Migraines and headache are among the most debilitating symptoms you can suffer. They are often sudden and painful, and they come with little advance warning. Sometimes, though, they do offer warning signs like shortness of breath, visual aura and nausea. At other times, your experience with their appearance lets you recognize when one is coming.
While many people take prescription and over-the-counter medications to relieve the pains of migraine and headache, there is a more natural way. Using the simple method of self-acupressure to the specific points shown here, you can relieve a migraine greatly or stop its onset before it takes hold. These acupressure points come from ancient Chinese acupuncture, but are done with only finger pressure.

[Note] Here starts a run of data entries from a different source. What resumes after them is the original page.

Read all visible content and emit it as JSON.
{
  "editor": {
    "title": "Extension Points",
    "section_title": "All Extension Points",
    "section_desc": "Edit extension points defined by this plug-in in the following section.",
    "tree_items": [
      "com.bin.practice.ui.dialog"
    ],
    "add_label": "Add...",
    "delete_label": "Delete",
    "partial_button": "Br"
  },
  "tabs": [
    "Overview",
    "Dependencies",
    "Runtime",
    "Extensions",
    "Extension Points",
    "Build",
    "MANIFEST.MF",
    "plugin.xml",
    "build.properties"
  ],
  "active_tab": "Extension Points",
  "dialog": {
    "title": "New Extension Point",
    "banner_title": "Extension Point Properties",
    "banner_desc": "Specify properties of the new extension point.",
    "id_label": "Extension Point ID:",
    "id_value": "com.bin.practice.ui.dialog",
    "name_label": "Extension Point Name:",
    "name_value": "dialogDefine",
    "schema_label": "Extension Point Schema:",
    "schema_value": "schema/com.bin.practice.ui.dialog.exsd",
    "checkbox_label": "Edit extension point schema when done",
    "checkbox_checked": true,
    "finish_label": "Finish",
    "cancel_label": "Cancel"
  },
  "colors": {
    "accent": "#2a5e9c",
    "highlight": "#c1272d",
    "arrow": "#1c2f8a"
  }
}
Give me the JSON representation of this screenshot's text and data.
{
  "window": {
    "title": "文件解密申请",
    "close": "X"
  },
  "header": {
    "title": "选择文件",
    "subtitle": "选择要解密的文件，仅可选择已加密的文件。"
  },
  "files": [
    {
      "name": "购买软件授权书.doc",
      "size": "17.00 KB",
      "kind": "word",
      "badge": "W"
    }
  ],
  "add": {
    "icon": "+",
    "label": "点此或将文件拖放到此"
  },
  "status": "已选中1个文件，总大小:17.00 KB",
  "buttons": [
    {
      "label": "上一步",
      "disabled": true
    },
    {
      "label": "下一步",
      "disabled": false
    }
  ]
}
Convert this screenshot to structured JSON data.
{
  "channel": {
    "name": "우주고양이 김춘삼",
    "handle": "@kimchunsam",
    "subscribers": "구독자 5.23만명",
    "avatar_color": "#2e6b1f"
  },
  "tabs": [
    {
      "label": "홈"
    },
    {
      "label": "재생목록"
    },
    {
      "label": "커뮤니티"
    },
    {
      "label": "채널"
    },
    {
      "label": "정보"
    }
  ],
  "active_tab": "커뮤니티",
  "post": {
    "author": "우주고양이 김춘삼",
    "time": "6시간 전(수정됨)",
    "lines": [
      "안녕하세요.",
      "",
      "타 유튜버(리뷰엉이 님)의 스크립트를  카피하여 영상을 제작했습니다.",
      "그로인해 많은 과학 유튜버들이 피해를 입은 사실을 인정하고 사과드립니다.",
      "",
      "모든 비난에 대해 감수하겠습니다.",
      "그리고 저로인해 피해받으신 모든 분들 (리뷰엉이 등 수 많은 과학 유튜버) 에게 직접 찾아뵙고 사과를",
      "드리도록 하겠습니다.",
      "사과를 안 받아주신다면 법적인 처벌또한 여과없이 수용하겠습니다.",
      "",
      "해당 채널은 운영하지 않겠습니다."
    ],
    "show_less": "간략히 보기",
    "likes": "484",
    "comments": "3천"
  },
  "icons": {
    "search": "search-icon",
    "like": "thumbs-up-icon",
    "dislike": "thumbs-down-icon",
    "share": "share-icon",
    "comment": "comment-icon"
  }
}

No need for needles.
Here is a series of points to locate, press and rub for 30 seconds each, from leg to hand to head, that can help reduce your pain and symptoms while helping reduce your dependence on medications. While it is not necessary to know complete Chinese medicine theory or the each point’s name in Chinese to affect their healing power, it is important to locate them properly and do them in the correct order.
While it seems counterintuitive, points on the legs are very powerful for treating the body and head, especially where pain is associated. For this article, we will use two leg points, one on the shin and the other on the foot.
Gallbladder 34: This is the 34th point located on the gallbladder energy channel. It is located in the depression just below and behind the head of the fibula. It is a great point for headaches because it is related to the sinews as well as the liver. When the liver qi (energy) stagnates from anger and stress, the sinews become tense and pain arises — especially with migraines, wherein blood vessels constrict to cause pain. Compressing this acupressure point releases the liver qi, opens the meridian, relaxes the sinews and helps reduce pain.
Gallbladder 42: This is the 42nd point on the gallbladder energy channel meridian. It is located on the top of the foot between the pinky toe and the neighboring toe, next to the fourth metatarsophalangeal joint. It is used for headache and eye pain (think “cluster headache”), and it moves liver qi and heat from the gallbladder. When liver qi stagnates from stress and anger or if there is too much liver heat from alcohol or gallbladder heat from fatty or fried foods, the heat rises up into the head and causes a headache. Think your typical anger or hangover headache, or the pounding feeling of a migraine.
The hand and arm also contain a vast number of powerful acupuncture points. For migraines, the point known as Large Intestine 4 (LI4), is of particular help. This is the fourth point found along the large intestine meridian. It is related to the intestines and digestion, and it is the so-called “command” point for the head and face. While this point has many uses, it works extremely well for headaches related to food triggers and is great for pain, anywhere in the body.
Since the head is the location of migraine and headache pain and throbbing, it seems like this should be the first place to press points. However, to be most effective, I recommend releasing the points first in the legs and hands to remove blood stasis, energy blockages and other issues that can continue to cause migraine and headache, even when direct points on the head are activated.
Yin Tang: This is a special point located on the forehead between the eyebrows. It is where many traditions locate the “third eye,” which is why its Chinese name “yin tang” can translate to “hall of impressions.” Based on personal experience, I tend to locate this point slightly above the central point between the eyebrows, in the depression just above them. The point is most useful for headaches, heavy head, foggy thinking, sinus blockage and insomnia: all things related to migraine.
DU 15: This point is located on the back of the head, just above the hairline at the occiput, below the spinous process of the first cervical vertebra. It is related to vitality and emotional issues, deafness, stiff neck and headache. Of these, stiff neck and emotional issues can trigger headache and muscle tension in the base of the skull can trigger pain in the trigeminal nerve, which travels up the head from the back of the skull to the front.
Du 20: This is the so-called “hundred meetings” point where so many acu-points and vessels converge. It is on the top of the head, directly in the middle and is located by drawing a line from the top of both ears to where it meets on top.
How to Apply
Self-acupressure is simple and easy. Simply use your thumbs or forefingers and press in and the rotate slowly for 30 seconds while pressing on the tender space at the points. Be gentler for toe points so you don’t bruise or injure the small toe bones. Press and rub to open the point and release the energy blockage. This helps restore balance in the meridian and, thus, remove what can negatively affect the body and cause migraine.